**Material to process**
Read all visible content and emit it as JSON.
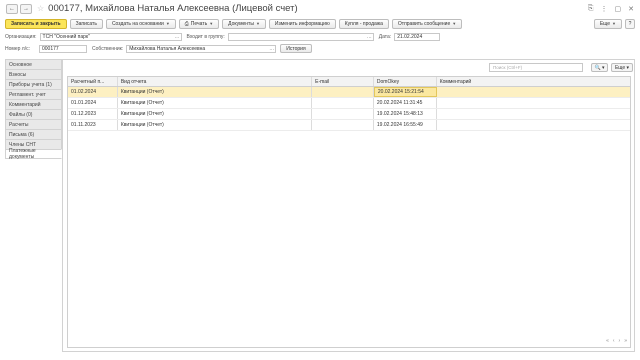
{
  "window": {
    "title": "000177, Михайлова Наталья Алексеевна (Лицевой счет)",
    "back": "←",
    "forward": "→",
    "star": "☆",
    "icons": [
      "⎘",
      "⋮",
      "▢",
      "✕"
    ]
  },
  "toolbar": {
    "save_close": "Записать и закрыть",
    "save": "Записать",
    "create_basis": "Создать на основании",
    "print": "Печать",
    "documents": "Документы",
    "change_info": "Изменить информацию",
    "buy_sell": "Купля - продажа",
    "send_message": "Отправить сообщение",
    "more": "Еще",
    "help": "?"
  },
  "form": {
    "org_label": "Организация:",
    "org_value": "ТСН \"Осенний парк\"",
    "group_label": "Входит в группу:",
    "group_value": "",
    "date_label": "Дата:",
    "date_value": "21.02.2024",
    "number_label": "Номер л/с:",
    "number_value": "000177",
    "owner_label": "Собственник:",
    "owner_value": "Михайлова Наталья Алексеевна",
    "history_btn": "История"
  },
  "tabs": [
    "Основное",
    "Взносы",
    "Приборы учета (1)",
    "Регламент. учет",
    "Комментарий",
    "Файлы (0)",
    "Расчеты",
    "Письма (6)",
    "Члены СНТ",
    "Платежные документы"
  ],
  "panel": {
    "search_placeholder": "Поиск (Ctrl+F)",
    "search_btn": "🔍 ▾",
    "more": "Еще ▾"
  },
  "grid": {
    "columns": [
      "Расчетный п...",
      "Вид отчета",
      "E-mail",
      "DomOkey",
      "Комментарий"
    ],
    "rows": [
      {
        "period": "01.02.2024",
        "type": "Квитанции (Отчет)",
        "email": "",
        "date": "20.02.2024 15:21:54",
        "comment": ""
      },
      {
        "period": "01.01.2024",
        "type": "Квитанции (Отчет)",
        "email": "",
        "date": "20.02.2024 11:31:45",
        "comment": ""
      },
      {
        "period": "01.12.2023",
        "type": "Квитанции (Отчет)",
        "email": "",
        "date": "19.02.2024 15:48:13",
        "comment": ""
      },
      {
        "period": "01.11.2023",
        "type": "Квитанции (Отчет)",
        "email": "",
        "date": "19.02.2024 16:55:49",
        "comment": ""
      }
    ],
    "nav": [
      "«",
      "‹",
      "›",
      "»"
    ]
  },
  "colors": {
    "accent": "#fbe55a",
    "selected_row": "#fdf0c2"
  }
}
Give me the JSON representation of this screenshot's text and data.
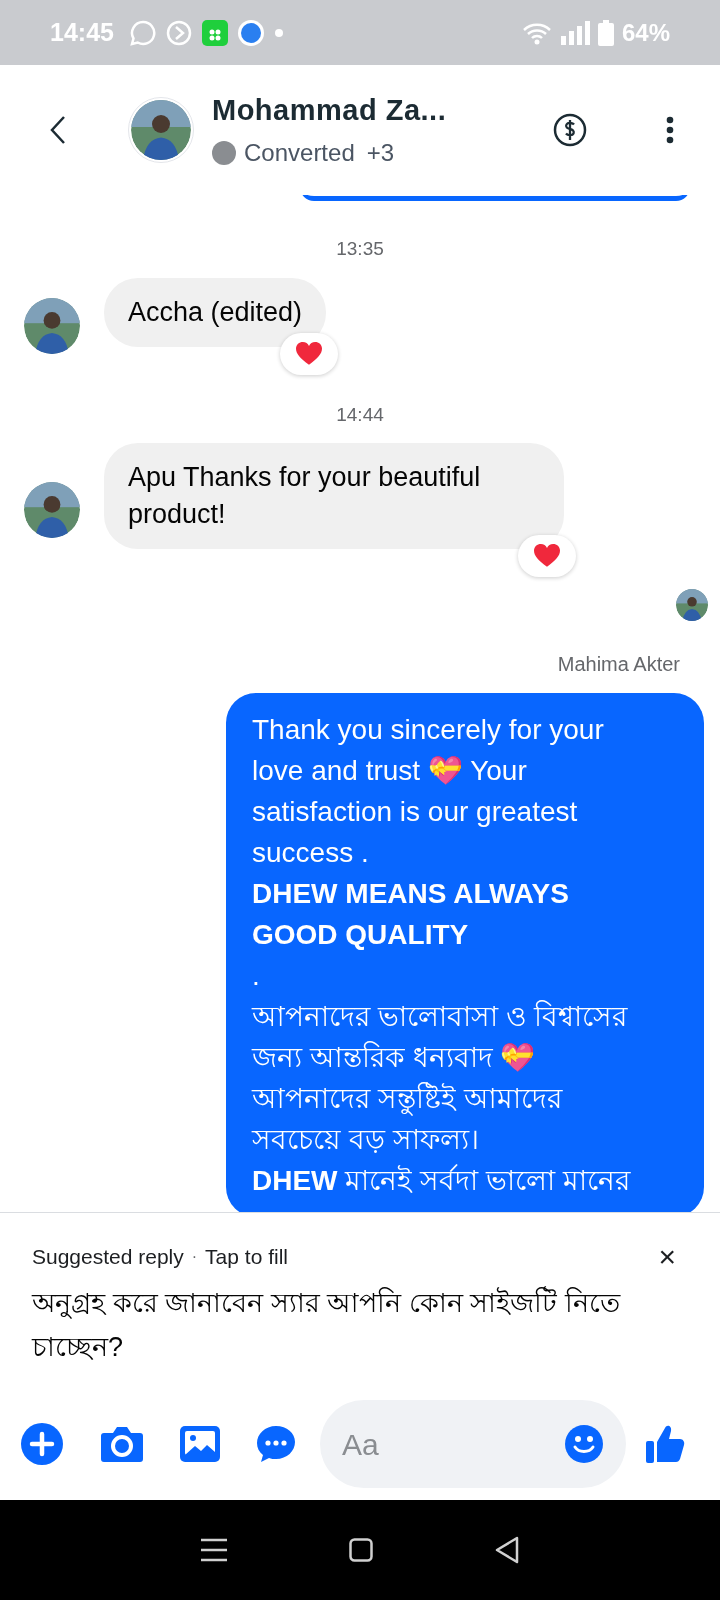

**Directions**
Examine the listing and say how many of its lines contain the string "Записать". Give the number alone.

**Answer to this problem**
2